PARIS (AP) _ Writers from around the world gathered Tuesday to honor American journalist and black militant Mumia Abu-Jamal _ and to protest his scheduled execution by lethal injection in a Pennsylvania prison.
Chinese poet Bei Dao read a poem in honor of Abu-Jamal. French philosopher Jacques Derrida called on Abu-Jamal’s judges _ ``those hard of hearing and hard of heart″ _ to grant a retrial. And the head of the International Writers’ Parliament, which organized the meeting, said Abu-Jamal had been framed.
From death row in Pennsylvania, where he is scheduled to be executed Aug. 17 for the 1981 slaying of a white police officer, Abu-Jamal has gained a worldwide network of supporters who consider him a victim of what they call a racist judicial system.
More than 100,000 people signed a petition given to the U.S. Embassy in Rome last week.
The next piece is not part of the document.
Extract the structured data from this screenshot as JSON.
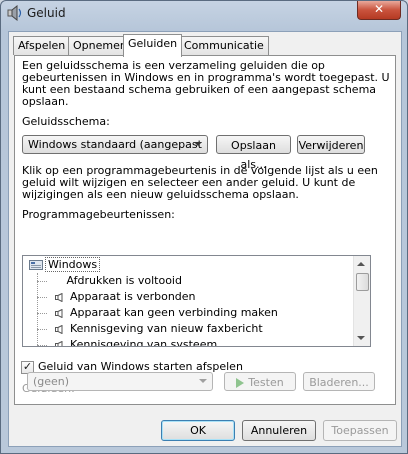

South Africa’s largest black newspaper, The Sowetan, condemned what it called racism in the case.
Some 1,000 Germans demonstrated in front of the U.S. Embassy in Berlin last month, and two days later three more were arrested in Potsdam when they shouted ``free Mumia Abu-Jamal″ during a speech by former President Bush.
Abu-Jamal’s supporters portray him as a political prisoner railroaded by a hostile judge and by prosecutors who buried evidence. The prosecutors have stood by their case, saying ballistics evidence and eyewitness testimony prove Abu-Jamal shot Officer Daniel Faulkner.
Abu-Jamal, 41, had no previous criminal record. He is a former reporter with WHYY radio in Philadelphia who collected his radio commentaries in a book titled ``Live from Death Row.″
The secretary-general of the International Writers’ Parliament, Christian Salmon, condemned what he called the ``judicial error, not accidental, but constructed,″ of Abu-Jamal’s murder conviction.
He compared the case to France’s Dreyfus affair a century ago, when a young Jewish army officer was unjustly convicted of treason in a climate of widespread anti-Semitism.
Like France in the 1890s, America in the 1990s needs scapegoats, Salmon said.
``Who could wish for a more ideal culprit for the murder of a white police officer than this black man, a former Black Panther militant and journalist denouncing police violence against the black community?″ he asked at the meeting Tuesday, which was held at the headquarters of the U.N. Educational, Scientific and Cultural Organization.
Breyten Breytenbach, a white South African author and anti-apartheid activist, read a message of thanks from Abu-Jamal.
The president of the International Writers’ Parliament, author Salman Rushdie, did not attend the news conference at UNESCO and released no statement. Rushdie was condemned to death by the late Ayatollah Khomeini of Iran for blasphemy.
At a news conference in New York, writers William Styron, Paul Auster, Thulani Davis and Cornelius Eady protested the pending execution along with officials of the international writers’ group PEN and Fred Horstmann, administrator of the Committee to save Mumia Abu-Jamal.
Styron, author of ``The Confessions of Nat Turner″ and ``Sophie’s Choice,″ said Mumia’s sentence ``is regarded as an evil and barbaric act not only in the United States but by vast numbers of people throughout the world.″